‘I’m not just talking about patients in psychiatric hospitals or PVT. But also about the vast majority who come to the clinic one day or receive ambulance care. There is a risk that they will not end up on the priority list, for example because many of them do not have a GP. ‘
This concerns an estimated 150,000 people, says de Herert: not a small group, but impossible to include in a vaccination strategy. ‘So they have already given priority to this target group in many countries, such as the US, United Kingdom, Netherlands and New Zealand.’
Stay in a group
There are both social and medical reasons that these people are more likely to contract the virus. They are more likely to live in groups, they have a hard time sometimes after taking precautions, they have a limited income so they cannot visit a security or doctor.
When they become infected, they are more likely to have severe symptoms. This is because they often have other chronic diseases such as obesity, heart disease, and type 2 diabetes. They smoke more often than average, and therefore suffer more from COPD, which limits their breathing – this is a serious risk factor for those who become infected with Kovid-19.
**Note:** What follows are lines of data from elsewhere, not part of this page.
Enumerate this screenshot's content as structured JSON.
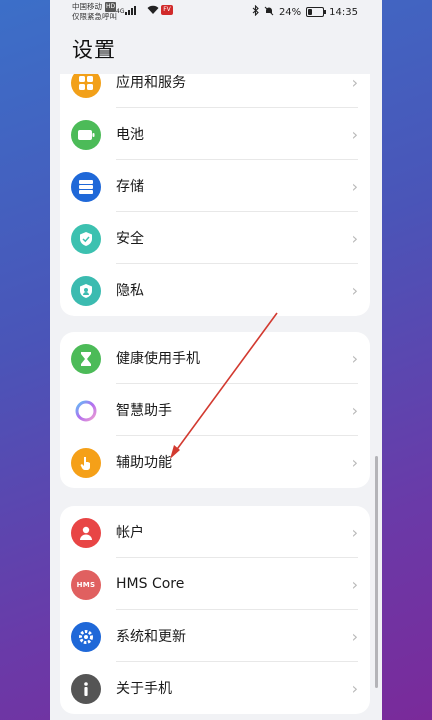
{
  "status": {
    "carrier_line1": "中国移动",
    "carrier_hd": "HD",
    "carrier_line2": "仅限紧急呼叫",
    "network": "4G",
    "app_badge": "FV",
    "battery": "24%",
    "battery_level": 0.24,
    "time": "14:35"
  },
  "page": {
    "title": "设置"
  },
  "cards": [
    {
      "items": [
        {
          "id": "apps",
          "label": "应用和服务",
          "icon": "apps-grid-icon",
          "color": "#f2a019"
        },
        {
          "id": "battery",
          "label": "电池",
          "icon": "battery-icon",
          "color": "#4cbb58"
        },
        {
          "id": "storage",
          "label": "存储",
          "icon": "storage-icon",
          "color": "#1f68d8"
        },
        {
          "id": "security",
          "label": "安全",
          "icon": "shield-icon",
          "color": "#3cc1b0"
        },
        {
          "id": "privacy",
          "label": "隐私",
          "icon": "privacy-icon",
          "color": "#3bbbb0"
        }
      ]
    },
    {
      "items": [
        {
          "id": "health",
          "label": "健康使用手机",
          "icon": "hourglass-icon",
          "color": "#4cbb58"
        },
        {
          "id": "assistant",
          "label": "智慧助手",
          "icon": "assistant-ring-icon",
          "color": "#b07ae8"
        },
        {
          "id": "accessibility",
          "label": "辅助功能",
          "icon": "hand-icon",
          "color": "#f5a018"
        }
      ]
    },
    {
      "items": [
        {
          "id": "account",
          "label": "帐户",
          "icon": "user-icon",
          "color": "#e84545"
        },
        {
          "id": "hms",
          "label": "HMS Core",
          "icon": "hms-icon",
          "color": "#e06060",
          "badge": "HMS"
        },
        {
          "id": "update",
          "label": "系统和更新",
          "icon": "gear-icon",
          "color": "#1f68d8"
        },
        {
          "id": "about",
          "label": "关于手机",
          "icon": "info-icon",
          "color": "#555555"
        }
      ]
    }
  ],
  "chevron": "›"
}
Their psychiatric illness also makes them extra vulnerable: they often sleep very badly, feel excluded and lonely and therefore experience a lot of stress. Prolonged stress affects the immune system. De Hurt: ‘We don’t want to get involved with vaccination, but we also don’t want these people to forget.’